• _Instructions for the task_: Write the entries again exactly, with no line missing.

### Given data

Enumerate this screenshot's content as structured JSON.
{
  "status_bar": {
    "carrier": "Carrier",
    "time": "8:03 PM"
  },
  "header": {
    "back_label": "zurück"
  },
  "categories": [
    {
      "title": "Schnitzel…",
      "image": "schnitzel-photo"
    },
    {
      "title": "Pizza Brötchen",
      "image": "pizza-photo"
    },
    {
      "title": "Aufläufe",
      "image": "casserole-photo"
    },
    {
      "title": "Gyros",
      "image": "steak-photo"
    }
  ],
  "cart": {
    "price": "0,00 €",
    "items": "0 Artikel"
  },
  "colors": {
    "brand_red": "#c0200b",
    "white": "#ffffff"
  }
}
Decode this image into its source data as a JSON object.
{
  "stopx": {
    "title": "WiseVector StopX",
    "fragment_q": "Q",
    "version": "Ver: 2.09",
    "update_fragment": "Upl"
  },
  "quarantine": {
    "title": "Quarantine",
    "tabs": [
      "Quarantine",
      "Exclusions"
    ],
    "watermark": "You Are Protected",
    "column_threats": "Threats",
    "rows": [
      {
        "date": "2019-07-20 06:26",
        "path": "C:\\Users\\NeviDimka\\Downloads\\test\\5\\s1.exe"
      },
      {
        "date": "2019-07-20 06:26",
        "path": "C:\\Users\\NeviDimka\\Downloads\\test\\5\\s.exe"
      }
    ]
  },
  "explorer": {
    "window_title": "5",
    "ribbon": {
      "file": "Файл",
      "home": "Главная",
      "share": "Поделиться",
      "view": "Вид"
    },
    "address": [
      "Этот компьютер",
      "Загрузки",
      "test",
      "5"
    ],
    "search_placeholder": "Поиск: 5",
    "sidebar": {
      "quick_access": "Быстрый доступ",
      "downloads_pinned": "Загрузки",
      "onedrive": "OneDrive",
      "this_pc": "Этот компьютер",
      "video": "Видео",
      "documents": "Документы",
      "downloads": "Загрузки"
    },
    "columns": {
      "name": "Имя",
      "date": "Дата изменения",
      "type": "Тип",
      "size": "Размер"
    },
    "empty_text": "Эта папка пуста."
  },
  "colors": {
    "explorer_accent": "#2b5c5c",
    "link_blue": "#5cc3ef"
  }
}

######

• _Answer_:
Enumerate this screenshot's content as structured JSON.
{
  "status_bar": {
    "carrier": "Carrier",
    "time": "8:03 PM"
  },
  "header": {
    "back_label": "zurück"
  },
  "categories": [
    {
      "title": "Schnitzel…",
      "image": "schnitzel-photo"
    },
    {
      "title": "Pizza Brötchen",
      "image": "pizza-photo"
    },
    {
      "title": "Aufläufe",
      "image": "casserole-photo"
    },
    {
      "title": "Gyros",
      "image": "steak-photo"
    }
  ],
  "cart": {
    "price": "0,00 €",
    "items": "0 Artikel"
  },
  "colors": {
    "brand_red": "#c0200b",
    "white": "#ffffff"
  }
}
Decode this image into its source data as a JSON object.
{
  "stopx": {
    "title": "WiseVector StopX",
    "fragment_q": "Q",
    "version": "Ver: 2.09",
    "update_fragment": "Upl"
  },
  "quarantine": {
    "title": "Quarantine",
    "tabs": [
      "Quarantine",
      "Exclusions"
    ],
    "watermark": "You Are Protected",
    "column_threats": "Threats",
    "rows": [
      {
        "date": "2019-07-20 06:26",
        "path": "C:\\Users\\NeviDimka\\Downloads\\test\\5\\s1.exe"
      },
      {
        "date": "2019-07-20 06:26",
        "path": "C:\\Users\\NeviDimka\\Downloads\\test\\5\\s.exe"
      }
    ]
  },
  "explorer": {
    "window_title": "5",
    "ribbon": {
      "file": "Файл",
      "home": "Главная",
      "share": "Поделиться",
      "view": "Вид"
    },
    "address": [
      "Этот компьютер",
      "Загрузки",
      "test",
      "5"
    ],
    "search_placeholder": "Поиск: 5",
    "sidebar": {
      "quick_access": "Быстрый доступ",
      "downloads_pinned": "Загрузки",
      "onedrive": "OneDrive",
      "this_pc": "Этот компьютер",
      "video": "Видео",
      "documents": "Документы",
      "downloads": "Загрузки"
    },
    "columns": {
      "name": "Имя",
      "date": "Дата изменения",
      "type": "Тип",
      "size": "Размер"
    },
    "empty_text": "Эта папка пуста."
  },
  "colors": {
    "explorer_accent": "#2b5c5c",
    "link_blue": "#5cc3ef"
  }
}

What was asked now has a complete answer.